Anticonvulsants such as valproate (Depakote) or carbamazepine (Tegretol) also can help stabilize mood. Some doctors think these drugs are helpful for difficult-to-treat bipolar episodes.

Atypical antipsychotics (also called second-generation antipsychotics) such as aripiprazole (Abilify), clozapine (Clozaril), olanzapine (Zyprexa), quetiapine (Seroquel), risperidone (Risperdal), and ziprasidone (Geodon) have also been tried as mood stabilizers when lithium or anticonvulsant medications do not work well for a particular patient.

Doctors may also prescribe antidepressants, but how to use them is a matter of debate. Some experts frown on them because, as Gitlin explains, they might lift mood too much, tipping the patient into a manic state. But others, including Gitlin, think that antidepressants can offer some benefits and that their use must be decided on a case-by-case basis. (Another wrinkle: The FDA recently issued a warning of an increased risk of dangerous behaviors among children and teens who took antidepressants.)

Treatment choices may change with time, depending on a person's mood and episodes. But treatment itself must be long-term, say Gitlin and other experts.

These days, Karen Renken is a changed person. The combination of better medications and continued therapy, she says, has made all the difference. "I'm pretty happy with my life," she says.

Questions to Ask Your Doctor About Bipolar Disorder

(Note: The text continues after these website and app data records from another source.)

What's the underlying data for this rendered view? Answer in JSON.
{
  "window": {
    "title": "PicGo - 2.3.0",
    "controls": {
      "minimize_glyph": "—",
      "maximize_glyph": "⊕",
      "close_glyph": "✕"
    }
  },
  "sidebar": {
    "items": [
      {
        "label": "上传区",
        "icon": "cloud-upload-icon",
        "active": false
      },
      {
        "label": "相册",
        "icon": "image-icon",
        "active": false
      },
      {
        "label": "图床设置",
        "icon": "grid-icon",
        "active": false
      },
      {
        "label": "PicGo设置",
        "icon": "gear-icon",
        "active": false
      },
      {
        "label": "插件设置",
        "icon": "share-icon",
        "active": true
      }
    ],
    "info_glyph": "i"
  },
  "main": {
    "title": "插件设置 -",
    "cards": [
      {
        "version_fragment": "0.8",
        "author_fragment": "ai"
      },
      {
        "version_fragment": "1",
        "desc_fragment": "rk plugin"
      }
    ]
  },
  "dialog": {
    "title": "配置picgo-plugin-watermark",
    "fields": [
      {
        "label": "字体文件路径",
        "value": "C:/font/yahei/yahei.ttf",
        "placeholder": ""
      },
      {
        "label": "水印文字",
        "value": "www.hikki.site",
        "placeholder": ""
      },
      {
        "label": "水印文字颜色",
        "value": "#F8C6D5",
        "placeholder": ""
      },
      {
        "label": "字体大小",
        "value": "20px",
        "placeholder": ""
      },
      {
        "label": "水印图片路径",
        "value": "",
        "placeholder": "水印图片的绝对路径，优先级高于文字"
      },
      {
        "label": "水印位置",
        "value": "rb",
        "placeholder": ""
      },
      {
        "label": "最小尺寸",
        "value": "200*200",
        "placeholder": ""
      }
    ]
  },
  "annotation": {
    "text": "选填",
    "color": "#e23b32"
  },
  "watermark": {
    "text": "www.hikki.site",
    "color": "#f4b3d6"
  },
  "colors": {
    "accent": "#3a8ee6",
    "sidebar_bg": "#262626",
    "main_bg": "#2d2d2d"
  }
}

  • Could I have bipolar disorder or some other condition?
  • If I do, what treatment plan is best for me?
  • What else can I do to minimize my symptoms?
  • Where can I find resources and emotional support for my family and me?

Show Sources

Published May 1, 2007.

SOURCES: Karen Renken, Long Island, N.Y. Michael Gitlin, MD, professor of psychiatry; director, Mood Disorders Clinic, David Geffen School of Medicine, UCLA. Muzina, D. Bipolar Disorder May Be Prevalent Among Antidepressant Non-Responders, Cleveland Clinic Department of Psychiatry and Psychology publication, fall 2006. National Institute of Mental Health web site: "Bipolar Disorder." American Psychiatric Association web site: "Let's Talk Facts About Bipolar Disorder (Manic Depression)." Singh, M. Journal of Affective Disorders, February 2007; advance online publication. FDA web site. National Alliance on Mental Illness.

© 2007 WebMD, Inc. All rights reserved. View privacy policy and trust info